Leave the images behind and copy every record exactly.

_ _ _ _ _ _ _

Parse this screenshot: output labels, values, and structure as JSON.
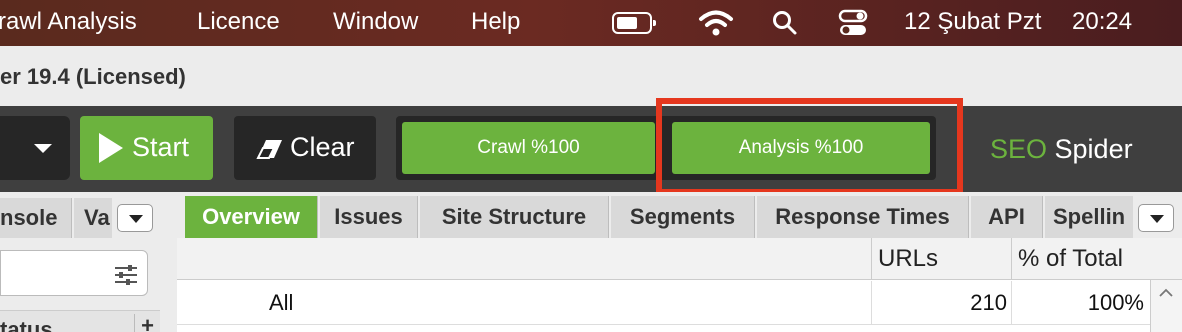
{
  "menubar": {
    "items": [
      "rawl Analysis",
      "Licence",
      "Window",
      "Help"
    ],
    "date": "12 Şubat Pzt",
    "time": "20:24",
    "icons": [
      "battery-icon",
      "wifi-icon",
      "search-icon",
      "control-center-icon"
    ]
  },
  "window": {
    "title": "er 19.4 (Licensed)"
  },
  "toolbar": {
    "start_label": "Start",
    "clear_label": "Clear",
    "crawl_progress": {
      "label": "Crawl %100",
      "value": 100
    },
    "analysis_progress": {
      "label": "Analysis %100",
      "value": 100
    },
    "brand_seo": "SEO",
    "brand_rest": " Spider",
    "colors": {
      "accent": "#6cb33e",
      "highlight": "#e5371e",
      "toolbar": "#3f3f3f"
    }
  },
  "left_panel": {
    "tabs": [
      "nsole",
      "Va"
    ],
    "status_label": "tatus",
    "plus_label": "+"
  },
  "right_panel": {
    "tabs": [
      "Overview",
      "Issues",
      "Site Structure",
      "Segments",
      "Response Times",
      "API",
      "Spellin"
    ],
    "active_tab": "Overview"
  },
  "table": {
    "columns": [
      "",
      "URLs",
      "% of Total"
    ],
    "rows": [
      {
        "label": "All",
        "urls": "210",
        "percent": "100%"
      }
    ]
  }
}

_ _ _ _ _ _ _

→ **Solved problem**
Parse this screenshot: output labels, values, and structure as JSON.
{
  "menubar": {
    "items": [
      "rawl Analysis",
      "Licence",
      "Window",
      "Help"
    ],
    "date": "12 Şubat Pzt",
    "time": "20:24",
    "icons": [
      "battery-icon",
      "wifi-icon",
      "search-icon",
      "control-center-icon"
    ]
  },
  "window": {
    "title": "er 19.4 (Licensed)"
  },
  "toolbar": {
    "start_label": "Start",
    "clear_label": "Clear",
    "crawl_progress": {
      "label": "Crawl %100",
      "value": 100
    },
    "analysis_progress": {
      "label": "Analysis %100",
      "value": 100
    },
    "brand_seo": "SEO",
    "brand_rest": " Spider",
    "colors": {
      "accent": "#6cb33e",
      "highlight": "#e5371e",
      "toolbar": "#3f3f3f"
    }
  },
  "left_panel": {
    "tabs": [
      "nsole",
      "Va"
    ],
    "status_label": "tatus",
    "plus_label": "+"
  },
  "right_panel": {
    "tabs": [
      "Overview",
      "Issues",
      "Site Structure",
      "Segments",
      "Response Times",
      "API",
      "Spellin"
    ],
    "active_tab": "Overview"
  },
  "table": {
    "columns": [
      "",
      "URLs",
      "% of Total"
    ],
    "rows": [
      {
        "label": "All",
        "urls": "210",
        "percent": "100%"
      }
    ]
  }
}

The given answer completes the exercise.